Assume then that the listing agent tells the selling agent that the seller has signed and accepted the buyer's offer. Has communication of acceptance been accomplished? The answer depends upon which party the selling agent represents. If the selling agent is a subagent of the seller, communication to the selling agent does not create a binding contract. However, if the selling agent is a buyer's agent, communication to him is as good as communication to the buyer herself: the contract is enforceable once the buyer or the buyer's agent learns that the seller has signed the buyer's written, signed offer.
b. Communicating acceptance of a seller's counteroffer
Now suppose that the seller rejects the buyer's offer but makes a written, signed counteroffer. To accept the seller's counteroffer, the buyer must do two things: (1) sign the counteroffer, and (2) communicate acceptance back to the seller or to the seller's agent. A signature, without communication, does not create a contract. Conversely, communication of acceptance, without a signature, does not create a contract.
Remember that communication of the buyer's acceptance must be made to the seller or to the seller's agent or subagent. If a buyer communicates acceptance to his own agent, i.e., a buyer's agent, no binding contract has been created.
c. Oral negotiations
Often after the buyer makes an initial written offer, all subsequent negotiations are communicated orally through the real estate agents involved in the transaction. This practice is acceptable, but may delay reaching a binding agreement. A "gentlemen's agreement" is unenforceable; to be binding, the terms must be put in writing and signed by the parties.
In a "nutshell"

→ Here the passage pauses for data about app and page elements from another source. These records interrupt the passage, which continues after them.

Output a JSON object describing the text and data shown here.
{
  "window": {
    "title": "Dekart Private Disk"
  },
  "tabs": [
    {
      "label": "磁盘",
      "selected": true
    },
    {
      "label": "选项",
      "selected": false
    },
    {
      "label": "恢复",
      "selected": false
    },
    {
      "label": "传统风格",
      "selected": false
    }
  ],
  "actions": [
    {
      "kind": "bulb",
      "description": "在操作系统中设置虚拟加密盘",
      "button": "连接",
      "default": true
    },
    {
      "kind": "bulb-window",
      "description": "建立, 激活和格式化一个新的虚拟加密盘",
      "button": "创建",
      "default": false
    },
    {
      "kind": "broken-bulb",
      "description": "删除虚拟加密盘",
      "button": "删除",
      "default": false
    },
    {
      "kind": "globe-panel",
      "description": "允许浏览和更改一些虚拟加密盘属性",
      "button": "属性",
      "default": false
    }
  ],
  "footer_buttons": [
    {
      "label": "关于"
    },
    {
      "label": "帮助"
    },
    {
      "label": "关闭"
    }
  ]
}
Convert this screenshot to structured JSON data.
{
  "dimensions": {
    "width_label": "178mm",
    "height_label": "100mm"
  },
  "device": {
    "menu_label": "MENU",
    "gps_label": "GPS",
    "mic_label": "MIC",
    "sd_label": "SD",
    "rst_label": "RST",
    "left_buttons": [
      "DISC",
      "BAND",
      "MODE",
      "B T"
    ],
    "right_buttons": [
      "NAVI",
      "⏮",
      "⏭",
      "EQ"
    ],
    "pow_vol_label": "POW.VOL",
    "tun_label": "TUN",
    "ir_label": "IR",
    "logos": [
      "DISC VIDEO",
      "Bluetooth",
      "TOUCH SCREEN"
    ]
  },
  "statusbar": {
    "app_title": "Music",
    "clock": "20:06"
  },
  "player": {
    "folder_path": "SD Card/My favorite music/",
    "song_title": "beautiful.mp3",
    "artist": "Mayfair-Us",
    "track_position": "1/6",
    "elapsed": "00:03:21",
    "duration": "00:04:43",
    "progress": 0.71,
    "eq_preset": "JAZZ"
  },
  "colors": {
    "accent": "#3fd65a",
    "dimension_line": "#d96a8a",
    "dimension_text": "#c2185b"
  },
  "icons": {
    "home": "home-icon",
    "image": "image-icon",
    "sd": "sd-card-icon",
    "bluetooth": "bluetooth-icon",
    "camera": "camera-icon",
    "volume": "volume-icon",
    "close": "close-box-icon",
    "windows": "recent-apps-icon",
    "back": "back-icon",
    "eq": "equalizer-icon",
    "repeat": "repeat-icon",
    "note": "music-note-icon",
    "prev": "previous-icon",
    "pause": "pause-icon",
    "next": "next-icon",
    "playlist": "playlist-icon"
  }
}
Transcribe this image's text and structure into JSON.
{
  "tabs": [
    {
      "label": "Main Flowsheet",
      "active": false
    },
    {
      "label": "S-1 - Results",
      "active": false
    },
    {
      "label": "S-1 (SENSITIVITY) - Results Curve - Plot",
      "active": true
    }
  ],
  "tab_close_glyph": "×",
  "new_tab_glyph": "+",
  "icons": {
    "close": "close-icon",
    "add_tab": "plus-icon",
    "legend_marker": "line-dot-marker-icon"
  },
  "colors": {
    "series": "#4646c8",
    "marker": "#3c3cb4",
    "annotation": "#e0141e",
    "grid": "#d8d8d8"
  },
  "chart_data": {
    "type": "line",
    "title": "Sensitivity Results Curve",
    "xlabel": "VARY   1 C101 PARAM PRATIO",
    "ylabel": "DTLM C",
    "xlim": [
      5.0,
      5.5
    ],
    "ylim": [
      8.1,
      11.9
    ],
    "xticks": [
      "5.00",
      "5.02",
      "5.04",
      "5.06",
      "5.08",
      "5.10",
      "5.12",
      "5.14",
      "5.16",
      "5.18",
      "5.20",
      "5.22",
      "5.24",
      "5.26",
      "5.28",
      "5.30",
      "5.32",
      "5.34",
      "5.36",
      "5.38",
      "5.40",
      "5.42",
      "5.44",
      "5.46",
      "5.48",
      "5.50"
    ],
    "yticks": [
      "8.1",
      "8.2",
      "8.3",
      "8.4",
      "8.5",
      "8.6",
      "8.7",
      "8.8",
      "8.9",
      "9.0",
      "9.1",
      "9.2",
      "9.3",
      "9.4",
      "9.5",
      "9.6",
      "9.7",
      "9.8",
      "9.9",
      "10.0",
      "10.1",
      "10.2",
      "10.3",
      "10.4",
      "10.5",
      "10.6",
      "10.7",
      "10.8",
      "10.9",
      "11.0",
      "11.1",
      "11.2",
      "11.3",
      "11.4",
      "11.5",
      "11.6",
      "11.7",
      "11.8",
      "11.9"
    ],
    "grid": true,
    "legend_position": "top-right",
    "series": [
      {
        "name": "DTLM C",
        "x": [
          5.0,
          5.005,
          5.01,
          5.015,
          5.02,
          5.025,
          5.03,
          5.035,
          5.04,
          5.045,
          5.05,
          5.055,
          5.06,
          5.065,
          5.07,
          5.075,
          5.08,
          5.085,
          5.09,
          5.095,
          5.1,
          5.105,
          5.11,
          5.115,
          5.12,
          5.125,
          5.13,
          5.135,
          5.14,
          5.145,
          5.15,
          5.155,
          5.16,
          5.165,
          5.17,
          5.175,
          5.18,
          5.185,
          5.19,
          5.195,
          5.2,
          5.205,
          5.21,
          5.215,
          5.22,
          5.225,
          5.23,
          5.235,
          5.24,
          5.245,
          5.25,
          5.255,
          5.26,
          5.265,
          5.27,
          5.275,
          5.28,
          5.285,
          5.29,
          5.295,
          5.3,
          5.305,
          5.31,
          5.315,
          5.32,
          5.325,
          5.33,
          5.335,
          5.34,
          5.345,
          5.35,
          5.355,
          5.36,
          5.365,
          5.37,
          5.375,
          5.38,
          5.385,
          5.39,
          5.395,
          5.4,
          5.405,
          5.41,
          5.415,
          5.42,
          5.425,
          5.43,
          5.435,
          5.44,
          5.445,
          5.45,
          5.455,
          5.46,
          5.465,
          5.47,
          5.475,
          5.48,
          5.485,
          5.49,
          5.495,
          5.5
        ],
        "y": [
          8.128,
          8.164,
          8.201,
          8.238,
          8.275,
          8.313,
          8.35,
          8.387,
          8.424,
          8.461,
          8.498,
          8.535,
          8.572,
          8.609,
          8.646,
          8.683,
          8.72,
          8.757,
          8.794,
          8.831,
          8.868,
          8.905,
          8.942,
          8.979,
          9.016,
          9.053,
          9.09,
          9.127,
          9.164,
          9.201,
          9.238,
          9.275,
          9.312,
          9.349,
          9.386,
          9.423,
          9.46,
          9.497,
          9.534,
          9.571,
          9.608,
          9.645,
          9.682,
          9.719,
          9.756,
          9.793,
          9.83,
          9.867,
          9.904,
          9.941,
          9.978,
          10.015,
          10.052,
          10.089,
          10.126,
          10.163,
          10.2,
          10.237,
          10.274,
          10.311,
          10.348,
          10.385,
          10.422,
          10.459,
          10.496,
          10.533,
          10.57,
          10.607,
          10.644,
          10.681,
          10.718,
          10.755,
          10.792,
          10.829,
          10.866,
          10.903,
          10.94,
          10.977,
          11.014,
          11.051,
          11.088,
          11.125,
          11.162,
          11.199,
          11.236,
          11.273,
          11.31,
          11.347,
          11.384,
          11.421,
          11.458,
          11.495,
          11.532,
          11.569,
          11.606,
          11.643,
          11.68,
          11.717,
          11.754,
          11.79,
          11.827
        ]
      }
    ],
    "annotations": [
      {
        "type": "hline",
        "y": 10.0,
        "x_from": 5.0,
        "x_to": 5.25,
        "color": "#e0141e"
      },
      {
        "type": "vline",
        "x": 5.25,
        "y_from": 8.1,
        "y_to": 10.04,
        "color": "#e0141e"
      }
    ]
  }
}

A contract for the sale of land is enforceable only if (1) it is in writing and signed; and (2) an offer has been made, is supported by consideration and is properly accepted. Acceptance requires not only the written signatures of the parties, but also communication of acceptance from the party accepting the last offer/counteroffer to the party (or party's agent) who made it